You saw this one coming. As the cast of An American in Paris says during their Easter Bonnet parody of The Book of Mormon‘s “Turn It Off”, well, audiences seem to be trouble having doing just that. At most shows just before the lights dim, there will typically be an announcement reminding audience members to turn their electronics off, as they can be a distraction to those on stage. A good number of audience members will not take this seriously and completely ignore it, continuing to use their phones up until the overture starts.
What most people don’t realize is that the announcement is right; it is a huge distraction to actors on stage, and other audience members. It’s not just the sound of your default iPhone ringtone if it happens to go off, it’s the light from the screen if you’re texting. Not only can other audience members see it as clear as day, actors can too. The bright stage lights often make things beyond the stage completely dark and difficult to see, helping actors to concentrate on the scene and not so much the audience – but if there’s a phone out, actors can say goodbye to their hyper focus.
We all understand parking is expensive and you don’t want to get swept up in the rush of people leaving at the same time to get to their cars, or you just have to be first in line to meet your favorite actor at the stage door. But leaving during the bows gives the impression that you are in a rush to get out of there and don’t really have any interest in celebrating the people who entertained you.
You spent just two hours at a show, the least you could do is spend a few more minutes rewarding the actors and band for the their hard work. Plus, pushing past others who are seated around you and want to enjoy the bows in incredible rude. Just calm down and stay put. Your car won’t miss you.

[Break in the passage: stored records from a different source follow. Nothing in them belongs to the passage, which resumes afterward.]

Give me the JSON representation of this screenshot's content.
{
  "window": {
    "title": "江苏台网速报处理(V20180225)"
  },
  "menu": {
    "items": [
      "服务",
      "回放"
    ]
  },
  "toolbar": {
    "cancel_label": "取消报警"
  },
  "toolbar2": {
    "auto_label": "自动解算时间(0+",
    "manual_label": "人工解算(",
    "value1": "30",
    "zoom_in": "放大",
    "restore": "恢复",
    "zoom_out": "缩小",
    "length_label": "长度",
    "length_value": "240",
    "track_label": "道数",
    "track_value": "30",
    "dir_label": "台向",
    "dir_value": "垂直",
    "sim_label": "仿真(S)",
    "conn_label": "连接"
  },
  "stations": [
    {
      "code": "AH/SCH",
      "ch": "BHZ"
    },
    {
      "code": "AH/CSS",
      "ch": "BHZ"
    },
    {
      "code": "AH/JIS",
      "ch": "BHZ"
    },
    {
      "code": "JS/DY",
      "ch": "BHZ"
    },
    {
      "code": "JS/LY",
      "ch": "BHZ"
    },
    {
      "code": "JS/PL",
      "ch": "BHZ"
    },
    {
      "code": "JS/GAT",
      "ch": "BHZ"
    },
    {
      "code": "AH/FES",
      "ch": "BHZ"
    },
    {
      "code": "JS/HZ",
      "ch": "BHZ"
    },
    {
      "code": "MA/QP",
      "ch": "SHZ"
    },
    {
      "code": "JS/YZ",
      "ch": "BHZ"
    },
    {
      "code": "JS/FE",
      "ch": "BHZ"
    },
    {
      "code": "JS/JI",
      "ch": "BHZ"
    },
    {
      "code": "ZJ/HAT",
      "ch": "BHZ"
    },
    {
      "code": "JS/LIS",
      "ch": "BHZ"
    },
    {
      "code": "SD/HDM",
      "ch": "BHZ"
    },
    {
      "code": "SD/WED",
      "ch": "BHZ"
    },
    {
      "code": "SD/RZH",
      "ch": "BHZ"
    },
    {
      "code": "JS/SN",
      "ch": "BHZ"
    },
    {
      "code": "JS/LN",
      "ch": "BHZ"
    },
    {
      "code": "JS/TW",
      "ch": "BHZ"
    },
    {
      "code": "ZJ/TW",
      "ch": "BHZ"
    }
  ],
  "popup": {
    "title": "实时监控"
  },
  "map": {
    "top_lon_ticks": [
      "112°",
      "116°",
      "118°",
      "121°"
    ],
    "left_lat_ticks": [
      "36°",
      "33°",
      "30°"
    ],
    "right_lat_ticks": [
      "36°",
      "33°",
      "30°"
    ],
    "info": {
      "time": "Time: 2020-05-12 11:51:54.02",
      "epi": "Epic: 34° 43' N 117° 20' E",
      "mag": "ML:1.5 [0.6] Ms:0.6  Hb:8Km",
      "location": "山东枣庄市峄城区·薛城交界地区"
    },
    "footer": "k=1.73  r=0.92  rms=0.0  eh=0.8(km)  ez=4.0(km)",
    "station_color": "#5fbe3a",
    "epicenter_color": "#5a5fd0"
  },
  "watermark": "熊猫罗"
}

Don’t talk or sing during the show
I don’t care if this is your kid’s 20th time seeing Wicked and just wants to belt out “Defying Gravity” with Elphaba. Singing along with the show while it’s being performed is completely unacceptable in any circumstance. Those who do this take away attention from the actual performers and make it seem as though they aren’t really paying attention to the show in the first place.
The same goes for talking. It’s fine to have an audible reaction to something (like laughing or gasping), but turning to a fellow audience member to ask a question about the show or critique an actor’s looks is inappropriate during the show. If you just have to tell someone, wait until intermission or after the show.
Of course, there is an exception to the no talking/singing rule: if you’re prompted to do so by the actors. The 2013 revival of Pippin is known for its audience participation in the song “No Time At All”. Despite this cases like this, always use your better judgement and remember that there’s a time and a place for everything.
What’s an instance where you saw someone not following theatre etiquette that made you angry? Should I make another post on theatre etiquette in the future? Tell me in the comments!
Hi everyone! I’m back with another announcement – yes, Project Theatricality is now on Twitter! As you’ll also notice, there’s now a widget on the sidebar that shows my recent tweets from the Project Theatricality account. I decided to take a more lax approach in terms of capitalization on there just for fun.
If you don’t have Twitter and can’t follow, I promise you won’t be missing anything on here – posts on Tuesday on Friday will continue as usual. But on Twitter, you can expect some previews of upcoming posts as well as my general thoughts on anything theatrical that I don’t have time to make a full-blown research based post on.
Well, that’s the gist of it. Hope you enjoy as I try to branch out! Here’s the link to the profile again. Make sure you check out yesterday’s post on the censorship of Frank Wedekind’s play Spring Awakening, and if you have a few minutes, I’m still collecting data until April 6th on this Google Form for a secret upcoming post! I still can’t tell you what it is yet, but perhaps I’ll drop some hints on Twitter.